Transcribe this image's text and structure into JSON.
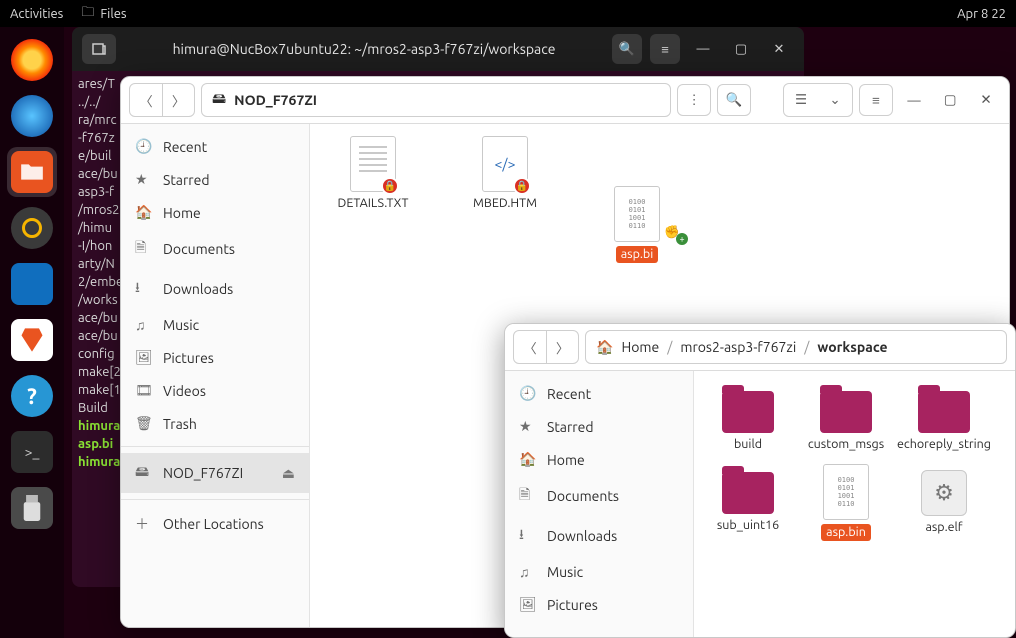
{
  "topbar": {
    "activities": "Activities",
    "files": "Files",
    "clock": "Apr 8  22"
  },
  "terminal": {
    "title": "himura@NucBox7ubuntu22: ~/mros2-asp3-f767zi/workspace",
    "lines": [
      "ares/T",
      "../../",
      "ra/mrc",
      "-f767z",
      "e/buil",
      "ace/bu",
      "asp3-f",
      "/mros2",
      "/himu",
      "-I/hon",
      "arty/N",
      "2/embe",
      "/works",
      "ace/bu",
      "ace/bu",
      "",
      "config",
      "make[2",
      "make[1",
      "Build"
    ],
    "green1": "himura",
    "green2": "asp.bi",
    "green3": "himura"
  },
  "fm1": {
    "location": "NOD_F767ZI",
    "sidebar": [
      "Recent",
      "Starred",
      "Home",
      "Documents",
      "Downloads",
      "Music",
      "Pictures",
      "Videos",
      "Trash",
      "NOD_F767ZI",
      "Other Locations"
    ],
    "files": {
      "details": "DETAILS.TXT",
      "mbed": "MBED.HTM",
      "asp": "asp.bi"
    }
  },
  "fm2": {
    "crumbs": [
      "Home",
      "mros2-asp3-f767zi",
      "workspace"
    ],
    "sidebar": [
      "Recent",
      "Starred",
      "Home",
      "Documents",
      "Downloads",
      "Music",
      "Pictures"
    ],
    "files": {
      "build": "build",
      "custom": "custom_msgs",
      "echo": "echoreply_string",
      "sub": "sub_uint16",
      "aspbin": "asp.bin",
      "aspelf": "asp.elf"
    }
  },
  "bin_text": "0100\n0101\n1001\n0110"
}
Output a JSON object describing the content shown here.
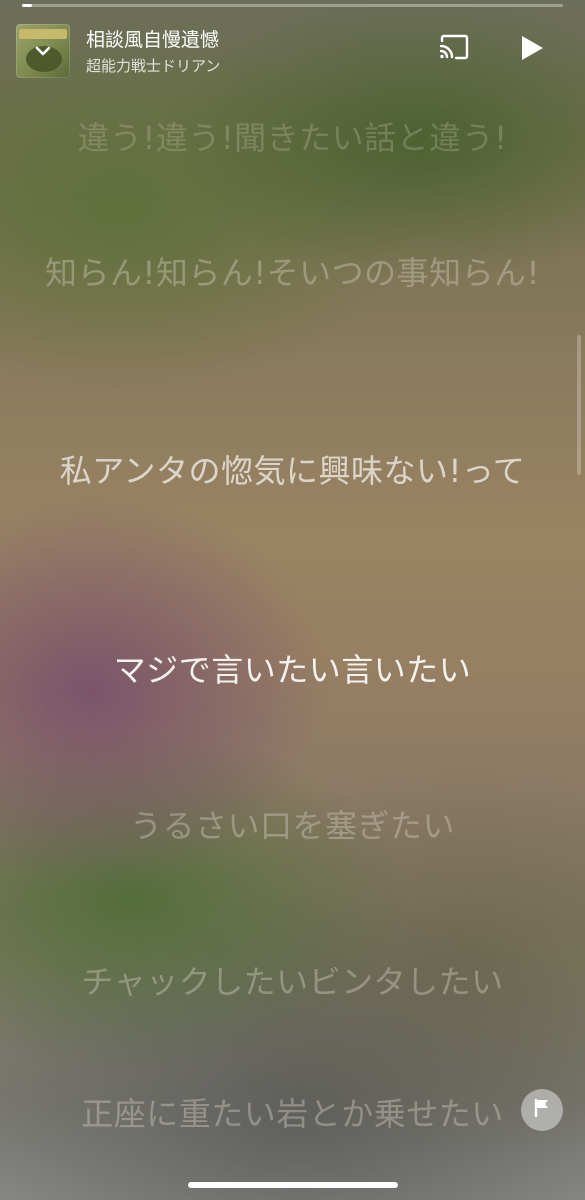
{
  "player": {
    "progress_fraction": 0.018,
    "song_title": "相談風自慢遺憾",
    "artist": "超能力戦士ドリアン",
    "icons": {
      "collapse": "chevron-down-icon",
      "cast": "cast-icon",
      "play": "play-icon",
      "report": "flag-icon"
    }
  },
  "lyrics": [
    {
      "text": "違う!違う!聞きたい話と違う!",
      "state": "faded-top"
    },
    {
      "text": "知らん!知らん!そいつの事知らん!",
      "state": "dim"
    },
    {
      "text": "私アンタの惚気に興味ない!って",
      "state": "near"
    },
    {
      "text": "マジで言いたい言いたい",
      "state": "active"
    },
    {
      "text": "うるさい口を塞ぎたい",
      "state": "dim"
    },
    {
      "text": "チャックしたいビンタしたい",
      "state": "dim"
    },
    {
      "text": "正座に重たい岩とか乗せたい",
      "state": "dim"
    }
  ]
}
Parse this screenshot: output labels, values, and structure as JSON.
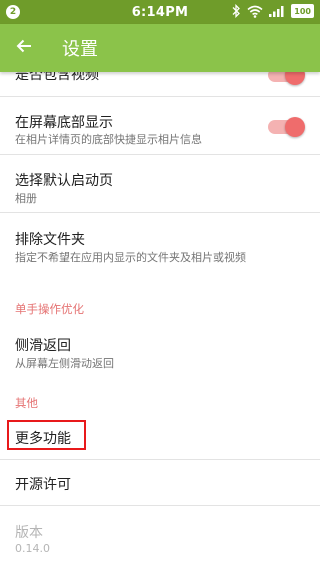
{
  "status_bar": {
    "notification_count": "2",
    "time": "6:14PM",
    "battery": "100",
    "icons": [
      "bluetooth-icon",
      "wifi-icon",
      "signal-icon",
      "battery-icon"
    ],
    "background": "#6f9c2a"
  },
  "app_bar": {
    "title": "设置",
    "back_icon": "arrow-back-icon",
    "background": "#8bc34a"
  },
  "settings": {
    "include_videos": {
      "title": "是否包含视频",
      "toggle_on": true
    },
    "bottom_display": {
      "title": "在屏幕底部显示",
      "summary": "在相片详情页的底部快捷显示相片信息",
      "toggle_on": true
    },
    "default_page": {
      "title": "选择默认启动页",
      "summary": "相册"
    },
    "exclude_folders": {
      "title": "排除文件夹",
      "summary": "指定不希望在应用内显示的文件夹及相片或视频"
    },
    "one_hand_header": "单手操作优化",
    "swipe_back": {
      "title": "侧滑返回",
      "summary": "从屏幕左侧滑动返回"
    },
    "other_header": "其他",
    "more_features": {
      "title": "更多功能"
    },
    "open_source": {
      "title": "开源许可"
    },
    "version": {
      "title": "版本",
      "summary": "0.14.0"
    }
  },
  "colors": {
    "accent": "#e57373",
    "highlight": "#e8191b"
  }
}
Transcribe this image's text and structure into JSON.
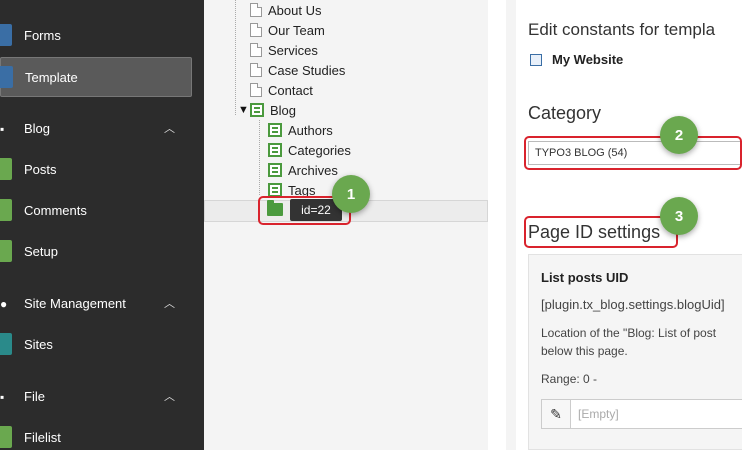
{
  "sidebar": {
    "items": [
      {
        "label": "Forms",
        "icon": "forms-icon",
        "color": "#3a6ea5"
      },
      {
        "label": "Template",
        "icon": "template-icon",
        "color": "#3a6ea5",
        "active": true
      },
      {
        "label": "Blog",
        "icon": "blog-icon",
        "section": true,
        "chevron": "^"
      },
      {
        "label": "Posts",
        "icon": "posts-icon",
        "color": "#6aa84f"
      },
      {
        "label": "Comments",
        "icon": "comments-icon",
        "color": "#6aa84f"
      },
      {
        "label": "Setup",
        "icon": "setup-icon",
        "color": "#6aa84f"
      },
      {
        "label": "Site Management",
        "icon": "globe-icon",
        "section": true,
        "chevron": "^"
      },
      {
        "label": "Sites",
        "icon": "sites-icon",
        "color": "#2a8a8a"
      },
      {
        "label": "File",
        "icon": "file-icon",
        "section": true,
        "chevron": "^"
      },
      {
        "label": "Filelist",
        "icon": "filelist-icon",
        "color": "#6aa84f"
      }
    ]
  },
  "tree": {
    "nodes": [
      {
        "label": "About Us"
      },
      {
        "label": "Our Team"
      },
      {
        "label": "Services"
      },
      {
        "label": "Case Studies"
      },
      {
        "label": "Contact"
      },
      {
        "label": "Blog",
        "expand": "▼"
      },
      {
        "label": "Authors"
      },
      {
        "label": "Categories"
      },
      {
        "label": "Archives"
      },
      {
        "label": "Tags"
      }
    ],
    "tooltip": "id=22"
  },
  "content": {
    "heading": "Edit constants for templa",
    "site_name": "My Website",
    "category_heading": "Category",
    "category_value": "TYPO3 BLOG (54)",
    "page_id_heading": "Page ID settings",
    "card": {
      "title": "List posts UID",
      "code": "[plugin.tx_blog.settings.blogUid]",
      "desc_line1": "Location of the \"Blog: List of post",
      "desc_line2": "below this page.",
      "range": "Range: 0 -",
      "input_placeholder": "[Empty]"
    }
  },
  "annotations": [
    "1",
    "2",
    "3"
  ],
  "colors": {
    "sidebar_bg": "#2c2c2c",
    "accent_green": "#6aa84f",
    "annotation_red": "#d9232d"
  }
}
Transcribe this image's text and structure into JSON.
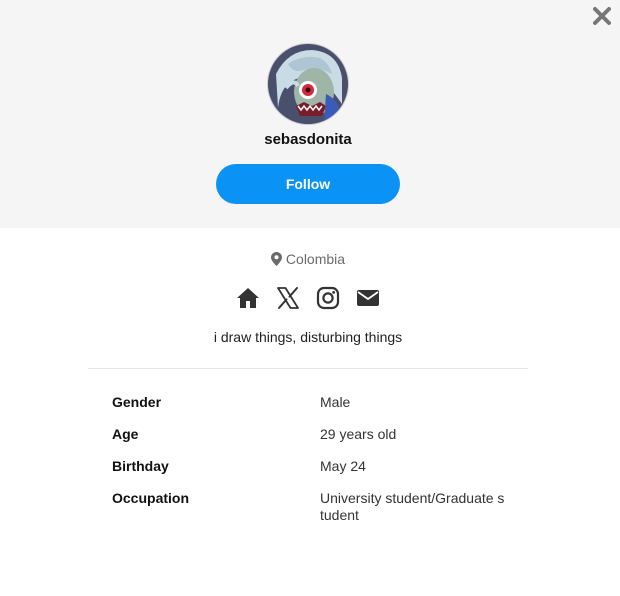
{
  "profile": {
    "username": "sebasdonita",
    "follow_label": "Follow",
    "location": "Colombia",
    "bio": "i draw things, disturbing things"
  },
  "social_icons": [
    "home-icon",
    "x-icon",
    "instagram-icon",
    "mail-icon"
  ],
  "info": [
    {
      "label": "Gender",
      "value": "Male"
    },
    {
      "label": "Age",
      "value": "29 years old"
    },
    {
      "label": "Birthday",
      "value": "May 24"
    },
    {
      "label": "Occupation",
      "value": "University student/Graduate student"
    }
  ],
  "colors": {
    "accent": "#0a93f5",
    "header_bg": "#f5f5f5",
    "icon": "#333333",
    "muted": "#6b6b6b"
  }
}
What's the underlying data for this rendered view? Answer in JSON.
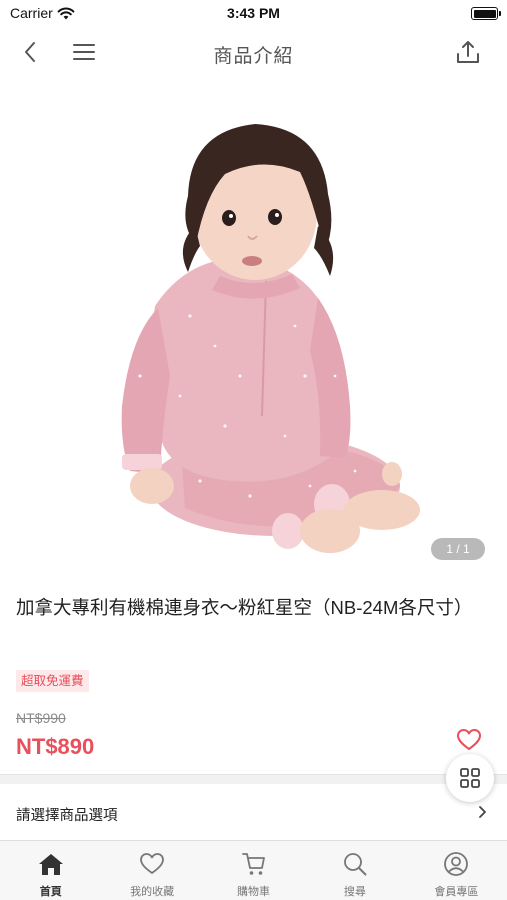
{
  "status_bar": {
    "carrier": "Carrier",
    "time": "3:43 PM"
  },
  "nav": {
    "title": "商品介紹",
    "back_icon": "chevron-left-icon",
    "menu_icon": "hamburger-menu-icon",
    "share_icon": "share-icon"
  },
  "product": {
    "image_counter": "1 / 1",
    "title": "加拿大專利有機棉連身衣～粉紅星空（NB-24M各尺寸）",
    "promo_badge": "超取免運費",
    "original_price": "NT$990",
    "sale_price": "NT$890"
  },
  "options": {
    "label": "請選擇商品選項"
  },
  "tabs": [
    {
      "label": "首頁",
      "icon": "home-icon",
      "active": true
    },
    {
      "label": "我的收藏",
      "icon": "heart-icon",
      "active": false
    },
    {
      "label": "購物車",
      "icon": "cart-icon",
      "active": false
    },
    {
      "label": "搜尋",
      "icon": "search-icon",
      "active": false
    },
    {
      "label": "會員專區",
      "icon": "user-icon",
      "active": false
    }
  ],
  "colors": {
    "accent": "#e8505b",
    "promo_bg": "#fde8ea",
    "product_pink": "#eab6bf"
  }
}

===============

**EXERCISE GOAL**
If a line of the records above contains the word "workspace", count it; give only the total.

**OUTPUT FOR THIS TASK**
2